African-American and Hispanic youth are more concerned than whites about ending up in combat, "particularly for a cause they don't support," according to a presentation by Lt. Col. John Keeter of the U.S. Army Accessions Command at a December meeting of recruiting researchers. Moreover, minority prospects "have strong concerns relating to mistrust of the military and recruiters."
Among African-Americans, "research has shown that a lack of perceived legitimacy of the war in Iraq has contributed to a resistance to join the military generally, and the Army specifically, as well as Army ROTC," according to the presentation.
To address these issues the Army is "applying the learnings we've gathered from segmentation research to deliver a tighter message and more specific message" against each segment, Col. Thomas Nickerson, director-strategic outreach for the Accessions Command, said in an interview. The research will factor into advertising still in development that breaks starting in the April.
The Army is always adjusting messages based on research and any new changes would be evolutionary rather than a radical departure, Col. Nickerson said.

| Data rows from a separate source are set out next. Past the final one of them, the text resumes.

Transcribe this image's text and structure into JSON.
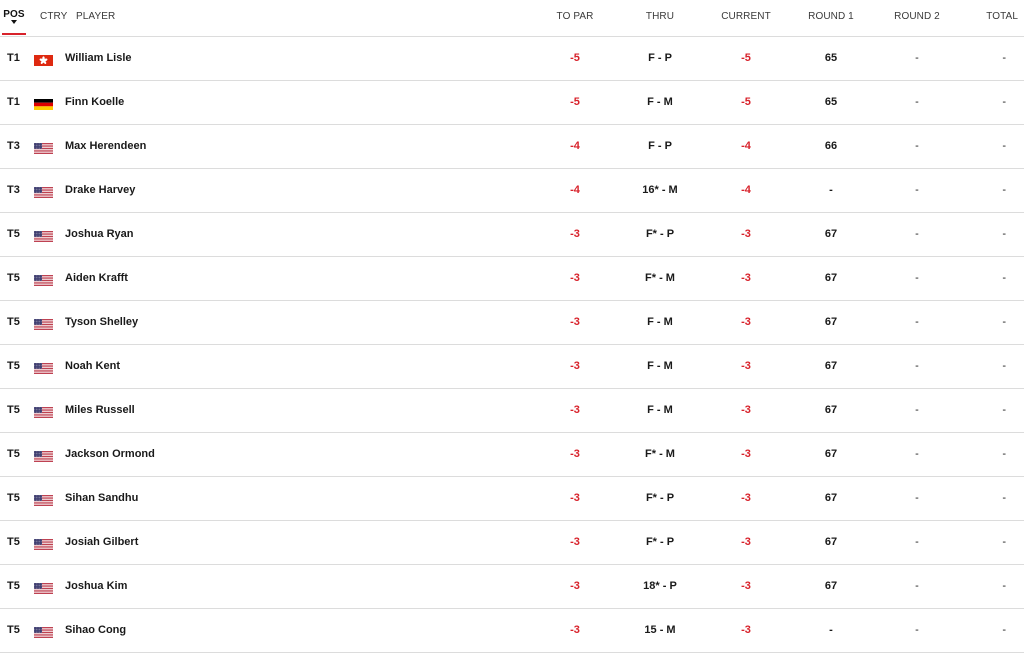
{
  "header": {
    "pos": "POS",
    "ctry": "CTRY",
    "player": "PLAYER",
    "to_par": "TO PAR",
    "thru": "THRU",
    "current": "CURRENT",
    "round1": "ROUND 1",
    "round2": "ROUND 2",
    "total": "TOTAL"
  },
  "colors": {
    "accent": "#d8222b",
    "divider": "#dcdcdc"
  },
  "rows": [
    {
      "pos": "T1",
      "country": "hong-kong-flag-icon",
      "player": "William Lisle",
      "to_par": "-5",
      "thru": "F - P",
      "current": "-5",
      "round1": "65",
      "round2": "-",
      "total": "-"
    },
    {
      "pos": "T1",
      "country": "germany-flag-icon",
      "player": "Finn Koelle",
      "to_par": "-5",
      "thru": "F - M",
      "current": "-5",
      "round1": "65",
      "round2": "-",
      "total": "-"
    },
    {
      "pos": "T3",
      "country": "usa-flag-icon",
      "player": "Max Herendeen",
      "to_par": "-4",
      "thru": "F - P",
      "current": "-4",
      "round1": "66",
      "round2": "-",
      "total": "-"
    },
    {
      "pos": "T3",
      "country": "usa-flag-icon",
      "player": "Drake Harvey",
      "to_par": "-4",
      "thru": "16* - M",
      "current": "-4",
      "round1": "-",
      "round2": "-",
      "total": "-"
    },
    {
      "pos": "T5",
      "country": "usa-flag-icon",
      "player": "Joshua Ryan",
      "to_par": "-3",
      "thru": "F* - P",
      "current": "-3",
      "round1": "67",
      "round2": "-",
      "total": "-"
    },
    {
      "pos": "T5",
      "country": "usa-flag-icon",
      "player": "Aiden Krafft",
      "to_par": "-3",
      "thru": "F* - M",
      "current": "-3",
      "round1": "67",
      "round2": "-",
      "total": "-"
    },
    {
      "pos": "T5",
      "country": "usa-flag-icon",
      "player": "Tyson Shelley",
      "to_par": "-3",
      "thru": "F - M",
      "current": "-3",
      "round1": "67",
      "round2": "-",
      "total": "-"
    },
    {
      "pos": "T5",
      "country": "usa-flag-icon",
      "player": "Noah Kent",
      "to_par": "-3",
      "thru": "F - M",
      "current": "-3",
      "round1": "67",
      "round2": "-",
      "total": "-"
    },
    {
      "pos": "T5",
      "country": "usa-flag-icon",
      "player": "Miles Russell",
      "to_par": "-3",
      "thru": "F - M",
      "current": "-3",
      "round1": "67",
      "round2": "-",
      "total": "-"
    },
    {
      "pos": "T5",
      "country": "usa-flag-icon",
      "player": "Jackson Ormond",
      "to_par": "-3",
      "thru": "F* - M",
      "current": "-3",
      "round1": "67",
      "round2": "-",
      "total": "-"
    },
    {
      "pos": "T5",
      "country": "usa-flag-icon",
      "player": "Sihan Sandhu",
      "to_par": "-3",
      "thru": "F* - P",
      "current": "-3",
      "round1": "67",
      "round2": "-",
      "total": "-"
    },
    {
      "pos": "T5",
      "country": "usa-flag-icon",
      "player": "Josiah Gilbert",
      "to_par": "-3",
      "thru": "F* - P",
      "current": "-3",
      "round1": "67",
      "round2": "-",
      "total": "-"
    },
    {
      "pos": "T5",
      "country": "usa-flag-icon",
      "player": "Joshua Kim",
      "to_par": "-3",
      "thru": "18* - P",
      "current": "-3",
      "round1": "67",
      "round2": "-",
      "total": "-"
    },
    {
      "pos": "T5",
      "country": "usa-flag-icon",
      "player": "Sihao Cong",
      "to_par": "-3",
      "thru": "15 - M",
      "current": "-3",
      "round1": "-",
      "round2": "-",
      "total": "-"
    }
  ]
}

But changing recruiting pitches is unlikely to win over prospects and parents concerned about Iraq, said Peter Feaver, a professor of political science at Duke University and director of the Triangle Institute for Security Studies. "If the problem is Iraq, there's not much in the short run that the Army recruiters can do about it," he said. If Iraq improves, the problem could be "transitory."
Publicis Groupe's Leo Burnett USA, Chicago, is the Army's general agency, although the account is now in review. Muse Cordero Chen & Partners, Los Angeles, handles African-American work and Cartel Creativo, San Antonio, handles Hispanic advertising. Vital Marketing Group, New York, is the African-American events marketing agency.
Broadly speaking, the Army will continue to maintain a minority presence in general-market advertising, craft minority-specific messages, emphasize events and promotions and try to find ways to increase the rate at which leads become recruits.
In a departure, the Army will focus Spanish-language messages at parents and "influencers." It previously targeted prospects as well, but they consume more English media.
The Army is slightly ahead of its recruiting goal for the year started Oct. 1. As of Jan. 31, it signed up 22,248 recruits, 113 more than its mission. But it still faces challenges beyond minority recruiting.
Overall, the propensity of young adults to enlist in the military has "softened," according to a presentation given by Army demographer Kevin Lyman at the December conference.
But the Army's obstacles are greatest among minority prospects-and their parents. African-American and Hispanic parents have less trust in the military than whites. Fully 32% of African-American parents would oppose their child joining the military, according to Lt. Col. Keeter's presentation.
As of Feb. 9, the proportion of African-American and Hispanic recruits are below both recent historic levels and their share of the qualified age market targeted by the Army.
African-Americans accounted for 13.9% of active Army recruits as of Feb. 9 compared to 15.9% for all of fiscal 2004 and 14.3% of the qualified age market. Hispanics accounted for 12.8% of recruits, compared to 13% in fiscal 2004 and 13.2% of the qualified age market.